▶ **Exercise**:
Show each line of the listing in which the word "this" occurs.

▶ **Input data**:
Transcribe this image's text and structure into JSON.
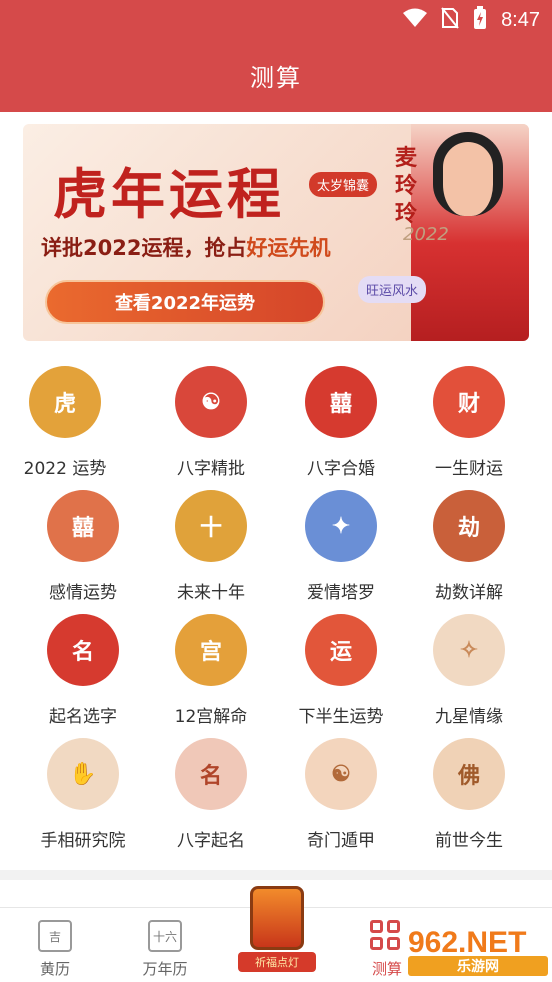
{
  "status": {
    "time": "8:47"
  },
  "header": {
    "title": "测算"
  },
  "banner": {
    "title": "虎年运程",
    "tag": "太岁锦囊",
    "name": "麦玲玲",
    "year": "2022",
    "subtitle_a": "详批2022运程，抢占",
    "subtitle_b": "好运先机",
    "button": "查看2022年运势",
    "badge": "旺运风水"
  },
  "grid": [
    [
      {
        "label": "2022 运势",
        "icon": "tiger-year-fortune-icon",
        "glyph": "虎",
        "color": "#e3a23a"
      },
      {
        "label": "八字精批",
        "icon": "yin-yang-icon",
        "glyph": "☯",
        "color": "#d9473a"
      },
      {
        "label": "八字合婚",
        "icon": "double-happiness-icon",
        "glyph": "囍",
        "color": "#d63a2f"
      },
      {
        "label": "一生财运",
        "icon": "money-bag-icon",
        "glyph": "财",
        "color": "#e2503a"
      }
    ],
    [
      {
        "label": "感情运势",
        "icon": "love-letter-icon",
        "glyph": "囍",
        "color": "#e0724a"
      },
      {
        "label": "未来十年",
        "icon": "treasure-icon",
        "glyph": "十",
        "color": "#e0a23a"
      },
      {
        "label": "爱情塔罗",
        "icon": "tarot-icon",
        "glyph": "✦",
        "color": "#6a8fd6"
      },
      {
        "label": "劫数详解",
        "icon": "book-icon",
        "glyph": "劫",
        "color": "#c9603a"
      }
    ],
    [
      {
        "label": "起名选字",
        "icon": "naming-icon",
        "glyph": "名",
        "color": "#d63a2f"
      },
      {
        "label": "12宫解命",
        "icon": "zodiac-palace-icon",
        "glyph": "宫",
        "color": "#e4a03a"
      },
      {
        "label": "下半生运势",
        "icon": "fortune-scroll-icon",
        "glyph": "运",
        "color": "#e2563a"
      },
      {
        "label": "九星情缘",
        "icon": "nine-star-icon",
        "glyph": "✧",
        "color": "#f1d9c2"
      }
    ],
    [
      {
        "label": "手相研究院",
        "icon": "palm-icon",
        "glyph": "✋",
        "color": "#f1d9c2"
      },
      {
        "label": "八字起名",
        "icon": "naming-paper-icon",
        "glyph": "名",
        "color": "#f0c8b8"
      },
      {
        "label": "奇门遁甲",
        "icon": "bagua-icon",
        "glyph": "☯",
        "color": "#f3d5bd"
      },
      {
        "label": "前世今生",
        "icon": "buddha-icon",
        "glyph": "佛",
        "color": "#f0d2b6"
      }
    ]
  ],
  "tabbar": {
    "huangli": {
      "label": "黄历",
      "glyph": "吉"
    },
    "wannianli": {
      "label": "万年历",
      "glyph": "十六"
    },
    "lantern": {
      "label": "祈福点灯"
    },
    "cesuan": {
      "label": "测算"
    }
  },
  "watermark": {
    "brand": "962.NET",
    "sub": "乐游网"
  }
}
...
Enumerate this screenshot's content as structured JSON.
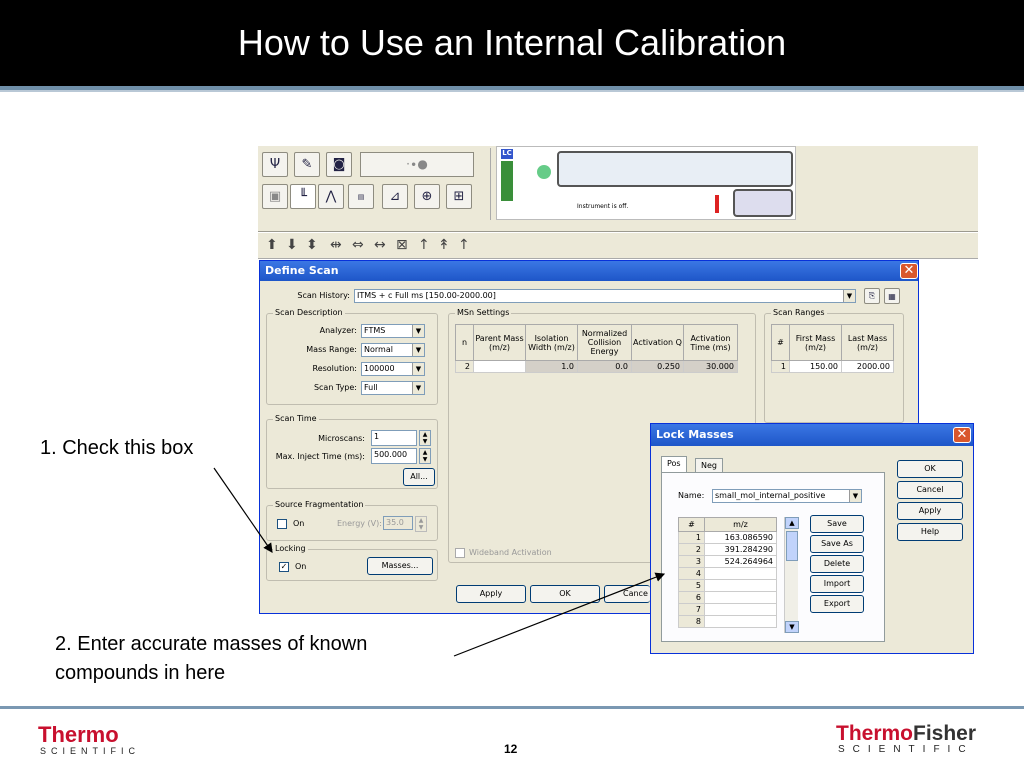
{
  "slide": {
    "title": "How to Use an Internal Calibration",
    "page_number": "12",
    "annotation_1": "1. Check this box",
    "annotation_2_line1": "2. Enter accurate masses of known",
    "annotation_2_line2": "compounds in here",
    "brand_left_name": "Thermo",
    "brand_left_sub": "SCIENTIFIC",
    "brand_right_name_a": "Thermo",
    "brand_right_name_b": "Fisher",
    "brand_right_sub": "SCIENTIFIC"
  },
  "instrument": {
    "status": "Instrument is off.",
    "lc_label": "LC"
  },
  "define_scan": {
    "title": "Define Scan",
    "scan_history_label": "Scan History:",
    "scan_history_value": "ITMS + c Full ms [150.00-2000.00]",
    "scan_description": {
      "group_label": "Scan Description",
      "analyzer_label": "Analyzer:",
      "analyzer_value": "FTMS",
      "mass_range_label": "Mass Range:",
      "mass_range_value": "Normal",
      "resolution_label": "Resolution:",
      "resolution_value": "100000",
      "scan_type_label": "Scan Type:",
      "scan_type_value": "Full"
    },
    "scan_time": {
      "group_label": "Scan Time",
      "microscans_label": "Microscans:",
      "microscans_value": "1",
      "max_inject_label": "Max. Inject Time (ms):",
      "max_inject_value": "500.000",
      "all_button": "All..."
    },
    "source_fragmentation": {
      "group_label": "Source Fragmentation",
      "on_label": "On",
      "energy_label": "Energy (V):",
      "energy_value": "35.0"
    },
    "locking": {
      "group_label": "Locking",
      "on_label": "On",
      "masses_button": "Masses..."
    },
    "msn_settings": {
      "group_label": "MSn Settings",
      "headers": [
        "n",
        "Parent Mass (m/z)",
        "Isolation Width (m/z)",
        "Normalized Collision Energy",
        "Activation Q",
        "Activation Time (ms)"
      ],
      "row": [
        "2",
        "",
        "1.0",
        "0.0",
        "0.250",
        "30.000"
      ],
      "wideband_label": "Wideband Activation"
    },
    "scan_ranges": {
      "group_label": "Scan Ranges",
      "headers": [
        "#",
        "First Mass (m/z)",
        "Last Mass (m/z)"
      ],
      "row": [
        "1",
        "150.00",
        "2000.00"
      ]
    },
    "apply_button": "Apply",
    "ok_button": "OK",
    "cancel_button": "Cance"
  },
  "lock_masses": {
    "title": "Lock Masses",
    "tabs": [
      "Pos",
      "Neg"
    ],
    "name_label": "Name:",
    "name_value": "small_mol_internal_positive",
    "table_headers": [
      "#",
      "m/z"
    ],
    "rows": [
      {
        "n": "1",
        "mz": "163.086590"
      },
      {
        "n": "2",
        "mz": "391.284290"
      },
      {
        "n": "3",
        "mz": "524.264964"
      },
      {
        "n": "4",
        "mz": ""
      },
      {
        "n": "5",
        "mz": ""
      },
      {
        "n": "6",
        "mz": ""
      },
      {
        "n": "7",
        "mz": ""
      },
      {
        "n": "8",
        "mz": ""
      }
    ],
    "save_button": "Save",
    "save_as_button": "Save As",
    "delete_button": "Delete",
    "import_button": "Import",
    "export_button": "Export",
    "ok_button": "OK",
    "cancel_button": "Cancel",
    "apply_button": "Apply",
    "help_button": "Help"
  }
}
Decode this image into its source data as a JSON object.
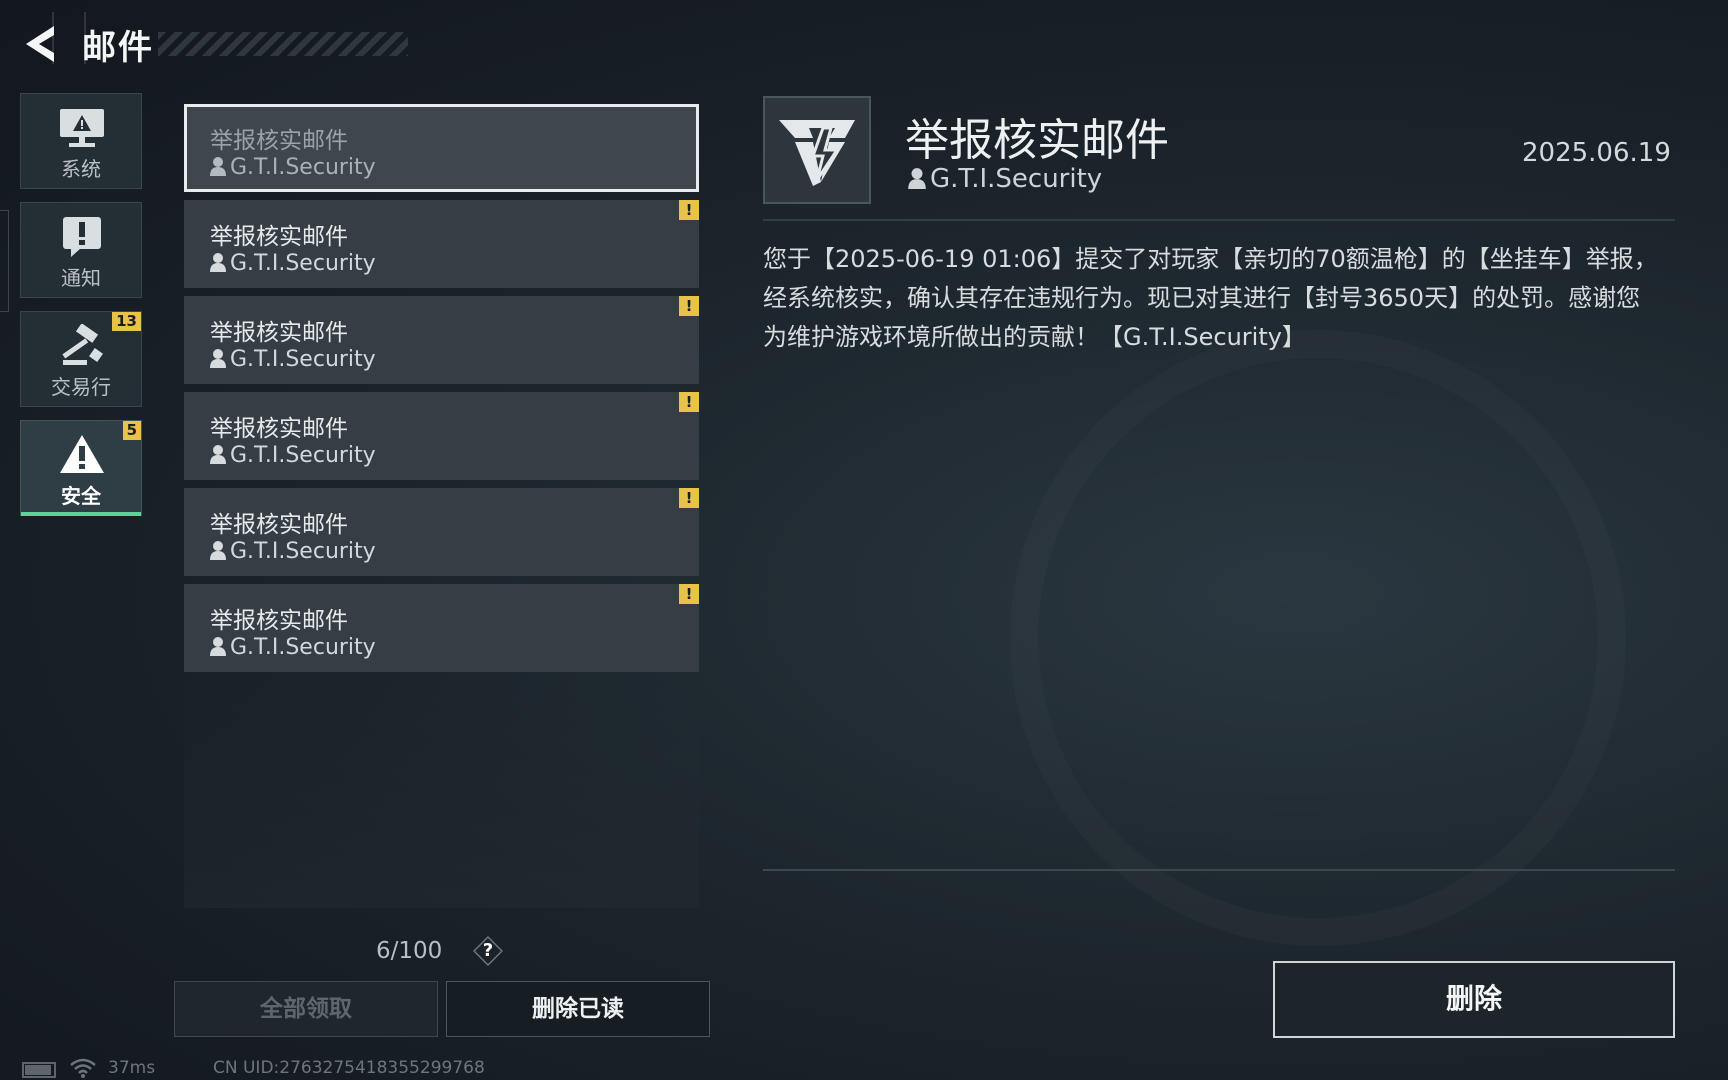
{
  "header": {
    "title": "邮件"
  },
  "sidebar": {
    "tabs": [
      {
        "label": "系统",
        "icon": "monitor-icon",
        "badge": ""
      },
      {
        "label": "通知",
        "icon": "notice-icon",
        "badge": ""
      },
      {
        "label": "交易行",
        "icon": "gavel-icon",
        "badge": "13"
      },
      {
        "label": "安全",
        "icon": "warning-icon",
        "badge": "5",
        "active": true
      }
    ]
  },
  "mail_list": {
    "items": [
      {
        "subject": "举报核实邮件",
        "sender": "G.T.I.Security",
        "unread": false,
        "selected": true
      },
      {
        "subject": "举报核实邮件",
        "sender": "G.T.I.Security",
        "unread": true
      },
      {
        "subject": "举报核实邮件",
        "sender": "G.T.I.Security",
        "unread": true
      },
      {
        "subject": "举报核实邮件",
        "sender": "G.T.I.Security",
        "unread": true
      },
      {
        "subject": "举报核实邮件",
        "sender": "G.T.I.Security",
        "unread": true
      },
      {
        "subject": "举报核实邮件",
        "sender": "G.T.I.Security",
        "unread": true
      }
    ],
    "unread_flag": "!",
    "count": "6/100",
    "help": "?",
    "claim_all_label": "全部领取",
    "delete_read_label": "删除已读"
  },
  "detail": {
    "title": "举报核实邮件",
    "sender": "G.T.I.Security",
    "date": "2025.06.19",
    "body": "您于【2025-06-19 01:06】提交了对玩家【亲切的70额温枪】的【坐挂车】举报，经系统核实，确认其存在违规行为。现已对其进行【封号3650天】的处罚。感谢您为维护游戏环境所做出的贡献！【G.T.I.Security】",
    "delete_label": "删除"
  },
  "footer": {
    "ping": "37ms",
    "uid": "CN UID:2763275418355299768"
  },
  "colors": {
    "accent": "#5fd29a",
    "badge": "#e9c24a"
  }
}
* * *
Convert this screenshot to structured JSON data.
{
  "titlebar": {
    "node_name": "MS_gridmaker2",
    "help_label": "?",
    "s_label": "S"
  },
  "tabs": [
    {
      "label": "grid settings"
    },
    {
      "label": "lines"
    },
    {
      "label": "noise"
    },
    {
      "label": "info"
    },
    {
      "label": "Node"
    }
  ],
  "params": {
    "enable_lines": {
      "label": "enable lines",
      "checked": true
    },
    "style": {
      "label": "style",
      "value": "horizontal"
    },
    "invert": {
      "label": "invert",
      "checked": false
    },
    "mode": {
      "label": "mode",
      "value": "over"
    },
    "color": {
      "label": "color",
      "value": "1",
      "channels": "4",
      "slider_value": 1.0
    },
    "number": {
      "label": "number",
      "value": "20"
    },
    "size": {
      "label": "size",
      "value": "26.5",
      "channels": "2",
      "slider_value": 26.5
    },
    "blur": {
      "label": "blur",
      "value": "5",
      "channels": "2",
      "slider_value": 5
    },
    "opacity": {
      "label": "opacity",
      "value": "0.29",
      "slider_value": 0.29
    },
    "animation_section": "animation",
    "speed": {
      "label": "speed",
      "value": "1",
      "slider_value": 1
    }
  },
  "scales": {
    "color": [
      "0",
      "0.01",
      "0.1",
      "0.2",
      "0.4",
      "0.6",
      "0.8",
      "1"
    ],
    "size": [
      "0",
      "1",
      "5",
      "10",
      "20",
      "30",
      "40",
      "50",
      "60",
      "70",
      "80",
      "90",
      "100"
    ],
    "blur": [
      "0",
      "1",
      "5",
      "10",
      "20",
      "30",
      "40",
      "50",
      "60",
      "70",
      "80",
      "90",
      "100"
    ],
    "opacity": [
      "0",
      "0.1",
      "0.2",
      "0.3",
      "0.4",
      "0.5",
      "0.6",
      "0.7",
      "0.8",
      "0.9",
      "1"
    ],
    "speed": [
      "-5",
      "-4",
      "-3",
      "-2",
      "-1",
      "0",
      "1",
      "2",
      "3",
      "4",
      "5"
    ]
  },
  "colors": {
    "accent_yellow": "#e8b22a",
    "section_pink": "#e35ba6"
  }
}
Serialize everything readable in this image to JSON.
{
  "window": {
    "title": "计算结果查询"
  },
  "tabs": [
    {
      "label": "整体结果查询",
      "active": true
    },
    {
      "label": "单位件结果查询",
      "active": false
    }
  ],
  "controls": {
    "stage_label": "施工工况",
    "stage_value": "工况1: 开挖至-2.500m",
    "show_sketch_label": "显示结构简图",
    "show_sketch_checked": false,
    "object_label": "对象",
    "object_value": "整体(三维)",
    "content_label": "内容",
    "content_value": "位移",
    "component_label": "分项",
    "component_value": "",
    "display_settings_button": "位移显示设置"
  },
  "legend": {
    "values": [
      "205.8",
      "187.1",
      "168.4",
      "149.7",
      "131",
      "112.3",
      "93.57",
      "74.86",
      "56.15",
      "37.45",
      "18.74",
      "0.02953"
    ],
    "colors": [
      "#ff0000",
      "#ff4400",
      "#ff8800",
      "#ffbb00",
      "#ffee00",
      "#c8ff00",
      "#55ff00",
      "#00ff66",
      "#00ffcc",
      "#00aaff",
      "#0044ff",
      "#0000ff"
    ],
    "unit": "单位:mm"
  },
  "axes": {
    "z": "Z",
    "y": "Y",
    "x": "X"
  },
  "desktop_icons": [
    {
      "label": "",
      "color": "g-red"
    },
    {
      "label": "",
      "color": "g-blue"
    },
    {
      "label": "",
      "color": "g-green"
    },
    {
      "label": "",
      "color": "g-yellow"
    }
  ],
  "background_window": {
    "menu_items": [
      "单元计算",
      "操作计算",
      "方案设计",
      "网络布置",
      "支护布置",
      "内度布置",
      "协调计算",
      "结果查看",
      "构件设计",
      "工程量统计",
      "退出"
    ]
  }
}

▶ **Output of the task**:
Transcribe this image's text and structure into JSON.
Enumerate this screenshot's content as structured JSON.
    "annotation_1": "1. Check this box",
Decode this image into its source data as a JSON object.
Convert this screenshot to structured JSON data.
Serialize everything readable in this image to JSON.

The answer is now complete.